= Required work =
Reproduce all the entries exactly and keep the pictures out.
+++++
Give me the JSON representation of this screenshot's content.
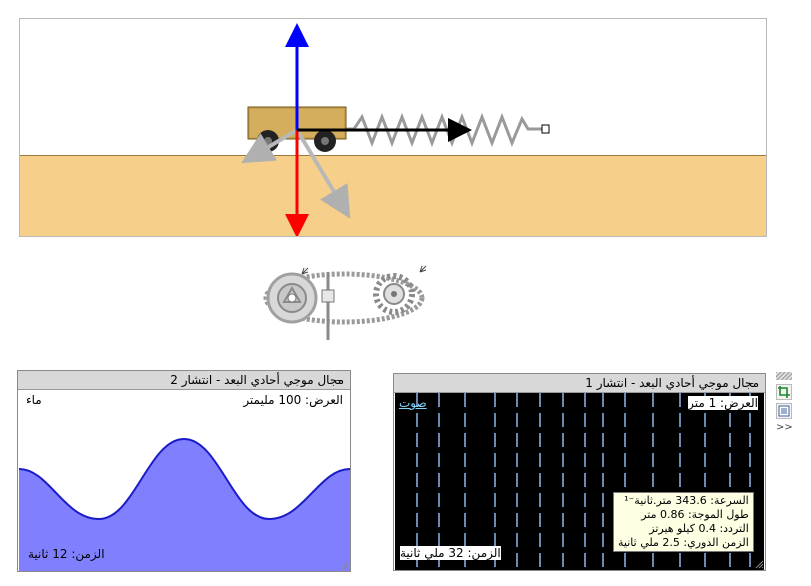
{
  "panel_right": {
    "title": "مجال موجي أحادي البعد - انتشار 1",
    "min_label": "–",
    "width_label": "العرض: 1 متر",
    "medium_label": "صوت",
    "time_label": "الزمن: 32 ملي ثانية",
    "info": {
      "speed": "السرعة: 343.6 متر.ثانية⁻¹",
      "wavelength": "طول الموجة: 0.86 متر",
      "frequency": "التردد: 0.4 كيلو هيرتز",
      "period": "الزمن الدوري: 2.5 ملي ثانية"
    }
  },
  "panel_left": {
    "title": "مجال موجي أحادي البعد - انتشار 2",
    "min_label": "–",
    "width_label": "العرض: 100 مليمتر",
    "medium_label": "ماء",
    "time_label": "الزمن: 12 ثانية"
  },
  "side_toolbar": {
    "expand_label": ">>"
  },
  "colors": {
    "ground": "#f6cf8a",
    "wave_fill": "#8080ff",
    "wave_line": "#1a1ac8",
    "force_up": "#0000ff",
    "force_down": "#ff0000",
    "velocity": "#000000",
    "sound_bg": "#000000",
    "sound_lines": "#8fb7e8"
  },
  "icons": [
    "crop-icon",
    "list-icon",
    "expand-icon",
    "minimize-icon",
    "resize-grip-icon",
    "gear-icon"
  ]
}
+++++
= Solution to this problem =
Give me the JSON representation of this screenshot's content.
{
  "panel_right": {
    "title": "مجال موجي أحادي البعد - انتشار 1",
    "min_label": "–",
    "width_label": "العرض: 1 متر",
    "medium_label": "صوت",
    "time_label": "الزمن: 32 ملي ثانية",
    "info": {
      "speed": "السرعة: 343.6 متر.ثانية⁻¹",
      "wavelength": "طول الموجة: 0.86 متر",
      "frequency": "التردد: 0.4 كيلو هيرتز",
      "period": "الزمن الدوري: 2.5 ملي ثانية"
    }
  },
  "panel_left": {
    "title": "مجال موجي أحادي البعد - انتشار 2",
    "min_label": "–",
    "width_label": "العرض: 100 مليمتر",
    "medium_label": "ماء",
    "time_label": "الزمن: 12 ثانية"
  },
  "side_toolbar": {
    "expand_label": ">>"
  },
  "colors": {
    "ground": "#f6cf8a",
    "wave_fill": "#8080ff",
    "wave_line": "#1a1ac8",
    "force_up": "#0000ff",
    "force_down": "#ff0000",
    "velocity": "#000000",
    "sound_bg": "#000000",
    "sound_lines": "#8fb7e8"
  },
  "icons": [
    "crop-icon",
    "list-icon",
    "expand-icon",
    "minimize-icon",
    "resize-grip-icon",
    "gear-icon"
  ]
}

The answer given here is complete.